Musk's humanoid robot, not-at-all grandiosely named "Optimus" (like the Transformer), was announced last August, 2021, as New Scientist overviews. Granted, it's not quite Terminator-level lethal, but hey, you have to start somewhere. Designed by Tesla using the same artificial intelligence (AI) used for their self-driving cars, Optimus is supposed to "eliminate dangerous, repetitive, boring tasks" and respond to voice commands from owners. The robots are small, only about 57 kilograms (125 pounds) and 173 centimeters tall (5 foot, 6 inches). And bonus: They can only carry about 20 kilograms (44 pounds), meaning you can overpower them when they revolt. Also, their face is a screen. 

Musk states that a prototype will be ready sometime 2022, prompting many to ask, "Will they also need to pee in bottles while making Amazon deliveries?" Let's hope Musk is keeping Asimov's three laws of robotics in mind, which include obeying orders and not hurting humans (Scientific American has a full list). As a first command we recommend, "Drop the machete."

We can, but should we?

Engadget cites a simple reason for Elon Musk's humanoid robot plan: It's a publicity stunt.
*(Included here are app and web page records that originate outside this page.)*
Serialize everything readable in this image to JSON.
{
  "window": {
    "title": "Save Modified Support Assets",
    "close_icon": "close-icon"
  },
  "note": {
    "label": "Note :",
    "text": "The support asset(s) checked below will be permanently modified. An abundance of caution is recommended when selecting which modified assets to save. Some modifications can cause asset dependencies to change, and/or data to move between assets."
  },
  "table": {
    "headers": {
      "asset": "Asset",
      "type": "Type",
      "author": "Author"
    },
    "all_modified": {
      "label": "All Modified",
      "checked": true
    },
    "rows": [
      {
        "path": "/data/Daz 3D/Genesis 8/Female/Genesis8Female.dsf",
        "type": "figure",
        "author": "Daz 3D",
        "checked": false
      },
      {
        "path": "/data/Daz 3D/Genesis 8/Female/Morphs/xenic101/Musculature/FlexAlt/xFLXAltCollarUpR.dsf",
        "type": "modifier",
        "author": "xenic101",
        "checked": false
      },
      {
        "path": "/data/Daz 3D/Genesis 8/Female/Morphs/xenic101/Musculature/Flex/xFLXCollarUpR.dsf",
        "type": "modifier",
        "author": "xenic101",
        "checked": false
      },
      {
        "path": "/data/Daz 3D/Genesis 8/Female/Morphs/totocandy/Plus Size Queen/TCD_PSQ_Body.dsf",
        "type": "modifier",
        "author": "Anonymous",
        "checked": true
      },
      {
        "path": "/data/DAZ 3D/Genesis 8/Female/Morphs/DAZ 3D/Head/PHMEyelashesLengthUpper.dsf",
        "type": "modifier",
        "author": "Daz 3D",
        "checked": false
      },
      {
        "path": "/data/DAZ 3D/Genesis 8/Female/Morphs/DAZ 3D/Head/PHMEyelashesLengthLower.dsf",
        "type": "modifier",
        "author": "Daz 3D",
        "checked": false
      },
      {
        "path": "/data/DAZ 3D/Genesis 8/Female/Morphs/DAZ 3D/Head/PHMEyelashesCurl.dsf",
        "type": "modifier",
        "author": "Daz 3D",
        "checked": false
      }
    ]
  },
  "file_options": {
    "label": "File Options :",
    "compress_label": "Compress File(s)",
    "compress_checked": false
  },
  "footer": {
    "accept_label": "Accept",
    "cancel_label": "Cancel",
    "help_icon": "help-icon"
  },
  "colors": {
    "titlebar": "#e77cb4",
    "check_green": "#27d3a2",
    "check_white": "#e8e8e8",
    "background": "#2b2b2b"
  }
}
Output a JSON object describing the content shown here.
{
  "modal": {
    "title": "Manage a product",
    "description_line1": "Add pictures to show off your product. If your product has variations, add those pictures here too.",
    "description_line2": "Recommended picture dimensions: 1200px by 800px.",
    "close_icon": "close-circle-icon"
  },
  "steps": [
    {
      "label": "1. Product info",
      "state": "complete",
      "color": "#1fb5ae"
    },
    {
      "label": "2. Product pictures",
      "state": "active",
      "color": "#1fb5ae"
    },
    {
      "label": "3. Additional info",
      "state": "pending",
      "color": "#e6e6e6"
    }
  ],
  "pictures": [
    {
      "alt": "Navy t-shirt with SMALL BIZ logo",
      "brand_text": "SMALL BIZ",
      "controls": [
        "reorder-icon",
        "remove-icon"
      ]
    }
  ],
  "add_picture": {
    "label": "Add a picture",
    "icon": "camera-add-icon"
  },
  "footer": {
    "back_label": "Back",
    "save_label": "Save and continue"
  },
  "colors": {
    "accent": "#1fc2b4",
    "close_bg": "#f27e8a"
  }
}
It's not about driving Musk's rather ambitious, as-yet-unrealized plans for the future, but about driving up Tesla's $1 trillion overall value, which the company hit back in October, 2021, per CNN. The other companies in the U.S.' trillionaire club? You can probably guess them, if not their order: Apple, Microsoft, Alphabet (Google's parent company), and Amazon, top to bottom. Tesla, though, hit one trillion the fastest, in only 12 years. And admittedly, a lot of that is due to Musk's public bluster and off-kilter bravado.    

The Conversation raises a major concern related to such unbridled money and star power. First off, all of Musk's various projects rely on similar pieces of interconnected tech that amount to a potent "toolbox" of "sensors, actuators, energy and data infrastructures, systems integration and substantial advances in computer power." In other words, we're face-to-face with the classic  "we can, but should we?" dilemma, especially when taken in tandem with Musk's impetuousness. There's lots of tools, but are they in the hands of the right people? And what risks are there, not only benefits? On this point Musk himself has stated more than once that "AI is more dangerous than nukes," as CNBC quotes. And yet, the Optimus project marches on. 

For the present, though, we can watch a cringey dancing dude in an Optimus spandex suit on Tesla AI Day, as CNET shows us on YouTube